Usually not much is accomplished during a lame-duck session of Congress, but a major piece of health care legislation is on deck this week.
The 21st Century Cures Act is a sweeping bill that would boost National Institutes of Health funding for translational research, and speed up the Food and Drug Administration's ability to approve life-saving drugs and medical devices, among many other things.
You can read all 1,000 pages of this bill here – including the medical device provisions aimed at accelerating approval, under the guise of innovation and efficient marketing of life-saving devices, starting on page 233. This bill is sausage laced with poison.
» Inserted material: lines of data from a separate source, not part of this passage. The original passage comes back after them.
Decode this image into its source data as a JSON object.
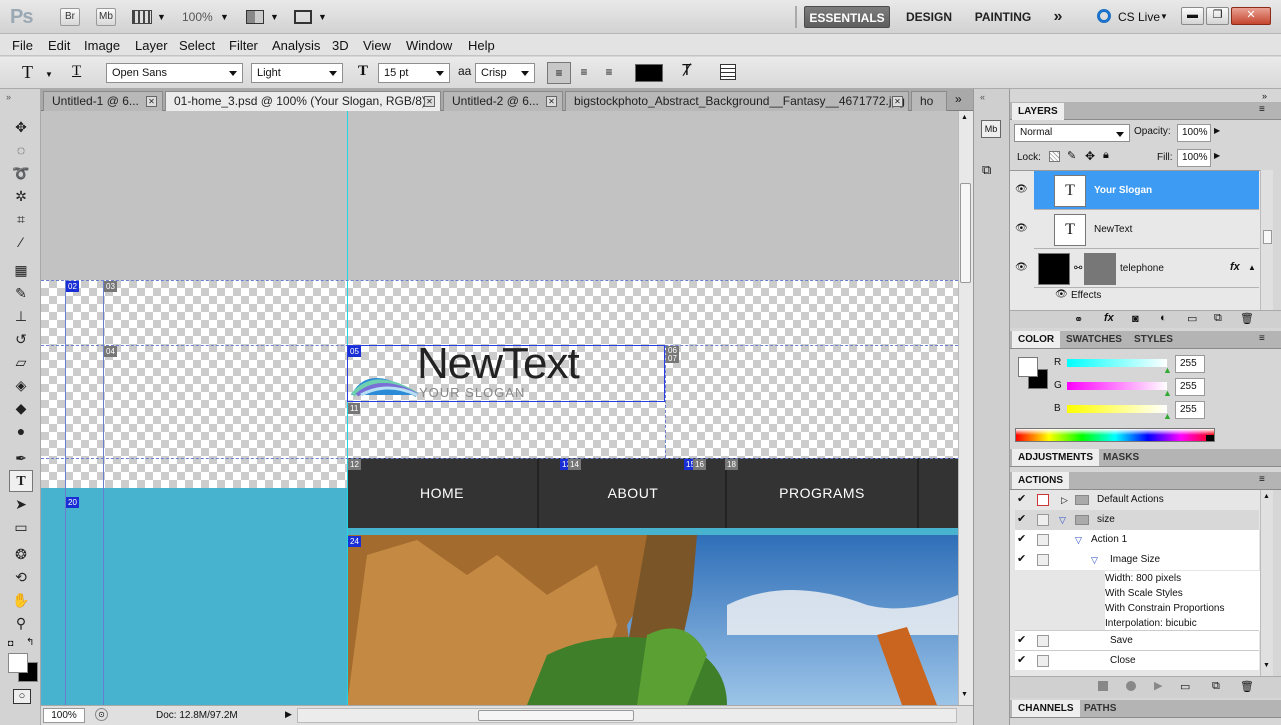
{
  "app": {
    "logo": "Ps",
    "bridge": "Br",
    "minibridge": "Mb",
    "zoom": "100%",
    "workspaces": [
      "ESSENTIALS",
      "DESIGN",
      "PAINTING"
    ],
    "more": "»",
    "cslive": "CS Live"
  },
  "menu": [
    "File",
    "Edit",
    "Image",
    "Layer",
    "Select",
    "Filter",
    "Analysis",
    "3D",
    "View",
    "Window",
    "Help"
  ],
  "options": {
    "font_family": "Open Sans",
    "font_style": "Light",
    "font_size": "15 pt",
    "antialias_label": "aa",
    "antialias": "Crisp",
    "color": "#000000"
  },
  "tabs": [
    {
      "label": "Untitled-1 @ 6..."
    },
    {
      "label": "01-home_3.psd @ 100% (Your Slogan, RGB/8) *"
    },
    {
      "label": "Untitled-2 @ 6..."
    },
    {
      "label": "bigstockphoto_Abstract_Background__Fantasy__4671772.jpg"
    },
    {
      "label": "ho"
    }
  ],
  "canvas": {
    "slices": [
      "02",
      "03",
      "04",
      "05",
      "07",
      "06",
      "11",
      "12",
      "13",
      "14",
      "15",
      "16",
      "18",
      "20",
      "24"
    ],
    "logo_text": "NewText",
    "slogan": "YOUR SLOGAN",
    "nav": [
      "HOME",
      "ABOUT",
      "PROGRAMS"
    ],
    "colors": {
      "teal": "#48b3cf",
      "nav": "#333333",
      "gray": "#c2c2c2"
    }
  },
  "status": {
    "zoom": "100%",
    "doc": "Doc: 12.8M/97.2M"
  },
  "layers": {
    "tab": "LAYERS",
    "blend": "Normal",
    "opacity_label": "Opacity:",
    "opacity": "100%",
    "lock_label": "Lock:",
    "fill_label": "Fill:",
    "fill": "100%",
    "items": [
      {
        "name": "Your Slogan",
        "selected": true
      },
      {
        "name": "NewText",
        "selected": false
      },
      {
        "name": "telephone",
        "selected": false
      }
    ],
    "effects": "Effects",
    "fx": "fx"
  },
  "color": {
    "tabs": [
      "COLOR",
      "SWATCHES",
      "STYLES"
    ],
    "channels": [
      {
        "label": "R",
        "value": "255"
      },
      {
        "label": "G",
        "value": "255"
      },
      {
        "label": "B",
        "value": "255"
      }
    ]
  },
  "adjust": {
    "tabs": [
      "ADJUSTMENTS",
      "MASKS"
    ]
  },
  "actions": {
    "tab": "ACTIONS",
    "rows": [
      {
        "label": "Default Actions"
      },
      {
        "label": "size"
      },
      {
        "label": "Action 1"
      },
      {
        "label": "Image Size"
      },
      {
        "label": "Width: 800 pixels"
      },
      {
        "label": "With Scale Styles"
      },
      {
        "label": "With Constrain Proportions"
      },
      {
        "label": "Interpolation: bicubic"
      },
      {
        "label": "Save"
      },
      {
        "label": "Close"
      }
    ]
  },
  "bottom": {
    "tabs": [
      "CHANNELS",
      "PATHS"
    ]
  }
}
Among the voices sounding an alarm on this safety deficit is U.S. Rep. Mike Fitzpatrick (R-PA), who has worked closely with us and other advocates on this problem.
Still, Fitzpatrick voted "Nay" on the Cures Act in 2015, and then gathered a bipartisan coalition to attack the problem.
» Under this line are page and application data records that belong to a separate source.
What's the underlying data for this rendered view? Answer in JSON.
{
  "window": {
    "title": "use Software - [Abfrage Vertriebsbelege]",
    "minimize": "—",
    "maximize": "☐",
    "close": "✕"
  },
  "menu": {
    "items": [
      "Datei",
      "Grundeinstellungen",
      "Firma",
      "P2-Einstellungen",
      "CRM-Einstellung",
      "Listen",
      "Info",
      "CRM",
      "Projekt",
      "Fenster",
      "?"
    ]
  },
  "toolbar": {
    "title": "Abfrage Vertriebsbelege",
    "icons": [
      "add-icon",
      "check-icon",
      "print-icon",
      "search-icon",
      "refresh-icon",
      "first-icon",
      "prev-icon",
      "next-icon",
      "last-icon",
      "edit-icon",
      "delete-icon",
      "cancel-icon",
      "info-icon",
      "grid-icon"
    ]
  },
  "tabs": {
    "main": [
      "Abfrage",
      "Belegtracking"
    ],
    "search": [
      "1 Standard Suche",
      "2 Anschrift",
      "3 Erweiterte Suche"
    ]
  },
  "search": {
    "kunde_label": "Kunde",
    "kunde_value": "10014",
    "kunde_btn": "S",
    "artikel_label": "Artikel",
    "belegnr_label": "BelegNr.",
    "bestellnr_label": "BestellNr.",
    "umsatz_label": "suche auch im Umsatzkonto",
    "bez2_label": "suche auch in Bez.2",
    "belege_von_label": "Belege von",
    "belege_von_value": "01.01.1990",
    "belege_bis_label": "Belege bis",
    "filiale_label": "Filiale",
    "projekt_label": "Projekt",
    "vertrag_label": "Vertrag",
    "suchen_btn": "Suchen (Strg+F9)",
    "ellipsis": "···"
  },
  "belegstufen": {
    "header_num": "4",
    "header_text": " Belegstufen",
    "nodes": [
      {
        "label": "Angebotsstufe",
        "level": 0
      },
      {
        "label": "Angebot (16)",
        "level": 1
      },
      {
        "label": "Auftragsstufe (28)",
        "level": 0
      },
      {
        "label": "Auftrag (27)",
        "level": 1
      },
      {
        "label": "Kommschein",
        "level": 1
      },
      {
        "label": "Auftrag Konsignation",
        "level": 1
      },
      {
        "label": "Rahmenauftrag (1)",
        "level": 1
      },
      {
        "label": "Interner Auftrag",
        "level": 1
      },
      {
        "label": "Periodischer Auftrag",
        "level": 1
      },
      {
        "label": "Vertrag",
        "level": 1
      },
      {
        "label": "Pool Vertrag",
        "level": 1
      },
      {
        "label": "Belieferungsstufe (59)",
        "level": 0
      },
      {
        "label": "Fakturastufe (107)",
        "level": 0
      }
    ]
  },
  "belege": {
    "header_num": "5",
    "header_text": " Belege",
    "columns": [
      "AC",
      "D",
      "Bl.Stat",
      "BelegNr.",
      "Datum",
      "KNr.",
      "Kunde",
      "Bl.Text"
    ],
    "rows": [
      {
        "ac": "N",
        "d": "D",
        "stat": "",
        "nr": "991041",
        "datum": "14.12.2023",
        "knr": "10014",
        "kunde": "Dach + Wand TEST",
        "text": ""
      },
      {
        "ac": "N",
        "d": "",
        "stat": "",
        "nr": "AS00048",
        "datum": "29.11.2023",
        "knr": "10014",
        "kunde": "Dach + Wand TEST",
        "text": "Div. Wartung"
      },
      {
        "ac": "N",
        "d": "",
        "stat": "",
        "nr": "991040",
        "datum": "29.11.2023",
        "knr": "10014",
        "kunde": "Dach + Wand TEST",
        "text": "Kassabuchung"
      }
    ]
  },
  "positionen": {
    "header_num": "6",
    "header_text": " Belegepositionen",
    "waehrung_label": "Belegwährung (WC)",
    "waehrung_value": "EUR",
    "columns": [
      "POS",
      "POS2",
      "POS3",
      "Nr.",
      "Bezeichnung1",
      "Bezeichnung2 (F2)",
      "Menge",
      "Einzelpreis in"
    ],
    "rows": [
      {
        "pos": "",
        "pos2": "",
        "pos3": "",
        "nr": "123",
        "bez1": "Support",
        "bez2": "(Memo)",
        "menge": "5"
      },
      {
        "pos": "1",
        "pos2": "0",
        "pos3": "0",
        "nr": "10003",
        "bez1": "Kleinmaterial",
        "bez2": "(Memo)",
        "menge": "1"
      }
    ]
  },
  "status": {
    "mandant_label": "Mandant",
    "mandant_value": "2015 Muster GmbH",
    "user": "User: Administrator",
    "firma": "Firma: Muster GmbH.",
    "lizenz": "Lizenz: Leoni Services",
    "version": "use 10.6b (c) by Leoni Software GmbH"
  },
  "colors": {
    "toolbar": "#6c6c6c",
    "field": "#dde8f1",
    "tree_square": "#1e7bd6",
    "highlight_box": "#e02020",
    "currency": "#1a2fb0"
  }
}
Second, Fitzpatrick rallied the support of a colleague from across the aisle to propose the Medical Device Guardians Act (H.R. 5404), which requires "self-reporting" of design flaws and complications associated with their use. Though this is a mandate of the American Medical Association's Code of Medical Ethics, it is not required by law. The legislation has been collecting dust on the House docket since last June.
Likely this week, the 21st Century Cures Act is poised to go back through the House of Representatives on its way to the Senate. The House is likely to invoke a "suspension of the rules" a maneuver that's supposed to be for noncontroversial bills. If so, and if no one objects, it will go directly to the Senate for passage.
As advocates for patient safety, we call on Fitzpatrick and his colleagues who grasp the danger of the Act's medical device provisions to raise those objections.
Securing the medical device regulatory space efficiently may be a tall order for a Congress in gridlock. But passage of the Medical Device Guardians Act, which enjoys the support of harmed patients and their advocates, not big money interests, will be an even taller one.
Still, our best hope lies with Fitzpatrick, who soon will be leaving Congress. He has clarity enough on this problem to rise once again and object to leaving unsuspecting Americans in harm's way. Fitzpatrick knows that Congress can add the provisions of H.R. 5404 into the 21st Century Cures Act –to provide FDA with the real-time public health data it needs to defend patients from unsafe medical devices.